Now, admittedly, I’m no Norada. ? But it’s been over two years since the conclusion of our most recent extended downward trend (much longer than I previously expected the market to hold as strong as it has). I think we can attribute this to pent-up demand from COVID. But can it last forever? Omicron not withstanding, I suspect not. I’m going to make the following bold predictions, knowing full-well I could be completely wrong:

1. January starts off strong, with supply still extremely scarce and pent-up COVID demand still very much a factor. Multiple offers abound, inventory briefly dips below .2 months, average days on market falls below 14, and average sold price vs. asking price rises to 104% or higher. (Of course we will not see the closed sale stats for January pending sales until March 1st, which is frustrating).

2. In February, inventory begins to climb, but still doesn’t come close to matching demand. Asking prices climb, reflecting heightened (but unrealistic) Seller expectations. There are still multiple offers on most properties, but not as many as there were in January. Average $/sq. ft., which climbed moderately in January will show a slowing in February pendings (March closings).

3. By March, perhaps slightly sooner, we see a significant influx of inventory. Coupled with overpriced listings from January and February, still languishing on market, the market begins to show signs of seeking equilibrium. Price drops occur amongst the overpriced inventory and Sellers begin to feel a sense of urgency, as their Agents recognize that not every house is selling for 15% over the asking price in 8 days.

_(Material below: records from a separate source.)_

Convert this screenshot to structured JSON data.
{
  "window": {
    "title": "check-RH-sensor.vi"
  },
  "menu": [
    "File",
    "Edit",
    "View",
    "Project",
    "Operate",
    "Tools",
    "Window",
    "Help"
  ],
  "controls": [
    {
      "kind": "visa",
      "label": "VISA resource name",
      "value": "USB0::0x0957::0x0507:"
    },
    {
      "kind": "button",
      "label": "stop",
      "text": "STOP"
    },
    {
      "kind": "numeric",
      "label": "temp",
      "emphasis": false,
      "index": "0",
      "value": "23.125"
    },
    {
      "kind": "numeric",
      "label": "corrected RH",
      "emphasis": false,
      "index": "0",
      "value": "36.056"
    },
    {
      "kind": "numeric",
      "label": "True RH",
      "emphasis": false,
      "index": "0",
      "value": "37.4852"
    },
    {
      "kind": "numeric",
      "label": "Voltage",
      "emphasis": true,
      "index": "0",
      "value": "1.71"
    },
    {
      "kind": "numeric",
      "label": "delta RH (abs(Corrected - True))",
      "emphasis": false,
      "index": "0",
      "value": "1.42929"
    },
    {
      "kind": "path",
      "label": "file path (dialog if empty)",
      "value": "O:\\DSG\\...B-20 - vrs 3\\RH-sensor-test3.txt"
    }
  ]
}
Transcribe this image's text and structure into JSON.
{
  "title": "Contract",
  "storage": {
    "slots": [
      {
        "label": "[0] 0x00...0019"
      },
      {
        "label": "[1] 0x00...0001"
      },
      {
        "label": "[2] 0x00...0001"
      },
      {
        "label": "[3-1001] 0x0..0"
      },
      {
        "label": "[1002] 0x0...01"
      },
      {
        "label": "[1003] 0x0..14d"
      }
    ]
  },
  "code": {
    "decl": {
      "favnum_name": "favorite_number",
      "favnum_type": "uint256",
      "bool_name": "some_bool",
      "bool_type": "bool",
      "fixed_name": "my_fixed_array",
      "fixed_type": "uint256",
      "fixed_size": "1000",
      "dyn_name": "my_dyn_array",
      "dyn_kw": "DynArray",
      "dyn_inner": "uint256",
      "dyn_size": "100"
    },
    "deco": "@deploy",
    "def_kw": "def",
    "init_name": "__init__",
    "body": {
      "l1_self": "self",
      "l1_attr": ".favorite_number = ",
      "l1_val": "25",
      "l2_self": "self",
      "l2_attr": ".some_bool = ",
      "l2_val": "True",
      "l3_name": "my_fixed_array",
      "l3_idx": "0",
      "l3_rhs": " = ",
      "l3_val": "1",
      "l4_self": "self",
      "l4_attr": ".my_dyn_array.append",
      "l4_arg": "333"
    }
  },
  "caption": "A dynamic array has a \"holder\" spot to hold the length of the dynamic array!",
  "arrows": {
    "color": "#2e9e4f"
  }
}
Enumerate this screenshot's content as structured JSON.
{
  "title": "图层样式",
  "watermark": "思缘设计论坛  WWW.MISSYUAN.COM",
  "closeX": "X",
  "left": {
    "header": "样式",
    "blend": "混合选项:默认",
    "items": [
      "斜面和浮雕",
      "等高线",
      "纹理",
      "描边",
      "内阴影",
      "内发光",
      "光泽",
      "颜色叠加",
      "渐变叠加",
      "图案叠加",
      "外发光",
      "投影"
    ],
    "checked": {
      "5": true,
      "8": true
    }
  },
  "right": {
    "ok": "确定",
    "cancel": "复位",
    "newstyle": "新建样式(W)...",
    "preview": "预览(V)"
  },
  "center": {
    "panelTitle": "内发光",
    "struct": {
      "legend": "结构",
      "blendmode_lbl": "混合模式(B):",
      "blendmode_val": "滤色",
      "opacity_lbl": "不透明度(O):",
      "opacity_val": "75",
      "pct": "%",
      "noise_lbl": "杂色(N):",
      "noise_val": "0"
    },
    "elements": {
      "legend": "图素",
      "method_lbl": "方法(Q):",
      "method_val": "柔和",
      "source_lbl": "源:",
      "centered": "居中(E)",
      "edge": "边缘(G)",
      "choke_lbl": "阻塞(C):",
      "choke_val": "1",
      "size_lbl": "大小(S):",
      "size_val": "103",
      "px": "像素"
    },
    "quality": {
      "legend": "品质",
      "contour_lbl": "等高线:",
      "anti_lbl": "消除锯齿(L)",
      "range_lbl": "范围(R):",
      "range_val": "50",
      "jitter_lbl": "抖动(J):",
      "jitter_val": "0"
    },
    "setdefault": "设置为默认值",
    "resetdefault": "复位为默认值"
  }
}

4. In April we reach a peak (as we have both Aprils the last two years). New inventory continues to come to market, as much of the last 2+ years of COVID demand finally begins to be satiated. Many Buyers and their Agents are still chomping at the bit, as nothing has (yet) to show them that prices are likely to correct. This bolsters demand, but only temporarily. Other Buyers, particularly those with savvy Agents, become more choosy. Fewer multiple-offer situations ensue and (although we can’t see it yet), the market is officially softening.

5. May, which is when we nearly always see the largest number of new listings, is when the power dynamic will finally shift in Buyers’ favors. Average sold prices may be 4%-8% higher in May than they are right now, but I doubt they will be any higher than that. Sellers and their Agents will be well aware that the “salad days” of lofty expectations and mind-blowing results are likely behind them. Some Buyers will recognize the opportunity and take advantage, locking in fair prices on quality properties. . . Other Buyers will rightfully wonder if this may not be the beginning of a true market correction, like the latter half of 2018, when values plummeted 14+% in just 7 months. Doubt in the marketplace could create a self-fulfilling prophecy. Whichever theory holds sway may carry the day, creating both the narrative and the prevailing market conditions for the second half of the year. . .

6. June-December – This far out becomes hazy for me. ?‍♂️ But I do NOT see much price appreciation in the latter half of 2022. It just never happens to any significant degree in our market. And after two plus years without a measurable correction, it feels like we’re overdue for one.

In summary (and sorry for this epically-long-winded, still-sick diatribe), I think Sellers’ sweet spot for listing their properties may be late-January through mid-April. Slightly earlier than the second week of May, which is historically, statistically the best time to list/sell in Seattle.

Buyers will need to balance their individual timelines with other factors, like how long the market remains competitive and whether or not they want to gamble on a market correction later in the year, keeping in mind the very-real possibilities that the FED may increase interest rates, while rising inflation is probably already taking a bite out of their purchasing power. . . Not to mention what may come as Omicron is rapidly yielding new peak daily infections and hospitalizations.

But listen to me, hedging my bets. I’m starting to sound like Anna from the Seattle P.I.!? Probably a good time to wrap this up and get some rest.